Why did Barnett Newman destroy his old art?
On the abstract expressionist artist’s birthday find out how he went from outcast to father figure of two generations
Some ancient works should obviously be included in our newly updated book 30,000 Years of Art. The importance, of say, the Venus of Willendorf or the cave paintings at Lascaux, are incontrovertible.
However, when it comes to modern inclusions, you often need a bit more insight. Take Barnett Newman’s art. The American abstract painter – who was born in New York City on this day, 29 January, in 1905 – makes the cut, thanks in part to Newman’s attempts to reengage with the medium of painting in the early 1950s, partly by destroying the stuff that he had made before.
“Newman believed that American and European art – Cubism, Surrealism, Regionalism and Realism – had run their course, and that an entirely new form of painting was needed. He destroyed much of his work made before 1940 and focused on his own style of mystical abstraction,” the book goes on to explain. “Newman is often associated with so-called Colour field painting, a branch of Abstract Expressionism that exploited sustained chromatic continuums in order to engage the beholder. The choice of hues and compositional order was kept relatively simple to heighten the overall iconic impact: what matters most is the sense of directness, uplift and awe.
“Onement VI is among the most commanding of Newman’s self-termed ‘zip’ paintings, in which one or more verticals punctuate an expansive chromatic field,” explains the text in our book. “In Onement VI the luminous ‘zip’ communes with the deep blueness in which it hovers, so that the two forces intensify each other. The large scale of the composition reinforces its impact as the sheer volume of colour appears to engulf the viewer, embodying the titular concept of ‘Onement’ (that is, physical union or oneness).”
Despite his attempt to remake abstract art anew, Newman’s paintings still leave room for humane brushstrokes and details, as our book notes. It was only a later generation, drawing on Newman’s example, that stripped out these personal details.
“Such painting was extremely influential for later movements, in particular Minimalism, which opted for austerity of expression and impersonal or even industrial production methods,” the text explains. “By comparison, Newman – whose touch is evident in the subtly inflected surface of Onement VI – wanted viewers to empathize with his images, which he considered palpable bearers of emotion.”

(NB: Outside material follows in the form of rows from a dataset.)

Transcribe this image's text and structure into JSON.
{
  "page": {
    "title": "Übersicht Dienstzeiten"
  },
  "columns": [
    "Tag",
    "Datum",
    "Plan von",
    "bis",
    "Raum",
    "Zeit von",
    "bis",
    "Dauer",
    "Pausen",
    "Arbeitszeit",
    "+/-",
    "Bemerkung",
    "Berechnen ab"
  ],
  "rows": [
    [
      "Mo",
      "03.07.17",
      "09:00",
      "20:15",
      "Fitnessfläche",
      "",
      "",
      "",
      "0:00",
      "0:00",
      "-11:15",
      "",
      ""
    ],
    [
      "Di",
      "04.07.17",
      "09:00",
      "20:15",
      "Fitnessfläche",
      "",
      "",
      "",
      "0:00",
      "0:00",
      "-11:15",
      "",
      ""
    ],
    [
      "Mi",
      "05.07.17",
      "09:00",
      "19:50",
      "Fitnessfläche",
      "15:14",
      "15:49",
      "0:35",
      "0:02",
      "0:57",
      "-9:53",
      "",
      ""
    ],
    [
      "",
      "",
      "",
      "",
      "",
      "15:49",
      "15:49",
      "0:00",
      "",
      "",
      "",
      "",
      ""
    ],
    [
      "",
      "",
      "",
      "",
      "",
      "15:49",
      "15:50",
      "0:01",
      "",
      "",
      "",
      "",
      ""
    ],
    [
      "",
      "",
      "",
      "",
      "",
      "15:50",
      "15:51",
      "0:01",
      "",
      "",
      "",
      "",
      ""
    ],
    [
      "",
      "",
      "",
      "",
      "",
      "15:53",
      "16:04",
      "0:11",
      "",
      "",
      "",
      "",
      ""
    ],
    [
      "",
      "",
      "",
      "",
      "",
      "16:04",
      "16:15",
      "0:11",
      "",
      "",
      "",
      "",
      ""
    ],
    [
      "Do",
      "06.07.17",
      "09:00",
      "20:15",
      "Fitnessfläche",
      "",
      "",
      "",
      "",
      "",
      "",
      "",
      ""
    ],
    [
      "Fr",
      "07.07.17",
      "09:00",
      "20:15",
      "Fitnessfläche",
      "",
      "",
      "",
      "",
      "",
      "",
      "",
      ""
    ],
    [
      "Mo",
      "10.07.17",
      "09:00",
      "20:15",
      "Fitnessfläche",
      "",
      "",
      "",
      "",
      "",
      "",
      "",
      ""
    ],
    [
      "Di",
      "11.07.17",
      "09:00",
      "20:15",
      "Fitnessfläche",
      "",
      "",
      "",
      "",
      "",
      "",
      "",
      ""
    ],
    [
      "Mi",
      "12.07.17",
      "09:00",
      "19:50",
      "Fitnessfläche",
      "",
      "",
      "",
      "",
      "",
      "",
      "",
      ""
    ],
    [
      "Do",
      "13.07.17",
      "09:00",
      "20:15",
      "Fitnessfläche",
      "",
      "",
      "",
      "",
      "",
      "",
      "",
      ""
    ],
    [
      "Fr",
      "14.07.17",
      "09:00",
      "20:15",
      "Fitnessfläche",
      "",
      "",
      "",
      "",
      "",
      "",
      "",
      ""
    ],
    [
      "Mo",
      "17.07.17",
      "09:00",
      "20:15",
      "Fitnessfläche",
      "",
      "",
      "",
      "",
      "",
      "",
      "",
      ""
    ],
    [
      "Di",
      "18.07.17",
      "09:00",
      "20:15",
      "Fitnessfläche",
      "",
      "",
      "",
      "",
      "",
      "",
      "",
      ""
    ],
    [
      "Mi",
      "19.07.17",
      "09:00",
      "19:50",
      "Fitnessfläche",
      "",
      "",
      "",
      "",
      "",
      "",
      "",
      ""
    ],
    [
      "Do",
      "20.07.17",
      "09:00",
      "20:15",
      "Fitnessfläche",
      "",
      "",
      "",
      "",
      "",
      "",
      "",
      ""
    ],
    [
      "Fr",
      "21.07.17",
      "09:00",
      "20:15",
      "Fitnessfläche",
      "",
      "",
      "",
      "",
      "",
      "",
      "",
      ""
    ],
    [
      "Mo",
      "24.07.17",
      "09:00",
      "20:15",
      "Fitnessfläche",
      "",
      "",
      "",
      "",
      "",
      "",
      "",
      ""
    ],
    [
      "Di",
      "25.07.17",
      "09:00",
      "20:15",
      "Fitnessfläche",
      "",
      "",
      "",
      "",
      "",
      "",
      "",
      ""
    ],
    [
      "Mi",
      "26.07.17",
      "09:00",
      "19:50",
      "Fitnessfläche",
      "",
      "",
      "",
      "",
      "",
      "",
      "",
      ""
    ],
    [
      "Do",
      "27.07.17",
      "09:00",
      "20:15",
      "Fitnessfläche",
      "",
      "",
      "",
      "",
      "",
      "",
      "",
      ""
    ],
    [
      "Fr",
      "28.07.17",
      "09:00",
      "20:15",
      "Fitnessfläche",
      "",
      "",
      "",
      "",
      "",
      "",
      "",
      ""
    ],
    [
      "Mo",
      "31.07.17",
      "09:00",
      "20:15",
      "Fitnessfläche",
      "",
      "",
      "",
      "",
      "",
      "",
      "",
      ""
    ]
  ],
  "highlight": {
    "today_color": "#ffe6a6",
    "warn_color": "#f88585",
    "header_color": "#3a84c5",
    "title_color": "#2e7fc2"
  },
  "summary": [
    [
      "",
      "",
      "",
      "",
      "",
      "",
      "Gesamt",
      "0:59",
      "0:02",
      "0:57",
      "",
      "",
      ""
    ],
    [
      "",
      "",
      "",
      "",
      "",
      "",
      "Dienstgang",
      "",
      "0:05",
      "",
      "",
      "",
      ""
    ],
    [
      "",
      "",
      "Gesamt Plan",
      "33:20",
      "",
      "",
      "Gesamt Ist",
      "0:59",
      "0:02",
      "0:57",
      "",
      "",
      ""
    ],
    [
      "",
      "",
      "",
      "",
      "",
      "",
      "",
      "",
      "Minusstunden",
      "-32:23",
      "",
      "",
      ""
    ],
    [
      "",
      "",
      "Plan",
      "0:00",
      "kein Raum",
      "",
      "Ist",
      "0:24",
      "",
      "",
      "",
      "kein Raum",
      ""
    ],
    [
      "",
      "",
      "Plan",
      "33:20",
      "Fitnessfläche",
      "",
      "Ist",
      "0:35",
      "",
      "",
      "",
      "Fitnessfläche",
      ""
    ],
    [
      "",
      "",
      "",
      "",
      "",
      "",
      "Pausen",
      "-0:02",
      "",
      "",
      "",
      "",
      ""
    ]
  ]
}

To find out more about Barnett Newman’s place in the greater sweep of human artistry, and to find out more about artists like - and unlike - him, get a copy of 30,000 Years of Art. Brought completely up to date for this revised edition and now available in a compact new format, this new edition of Phaidon's groundbreaking book presents art differently from all other compendia by revealing the huge diversity – or in many cases, the similarity – of artistic achievements around the globe. Find out more here.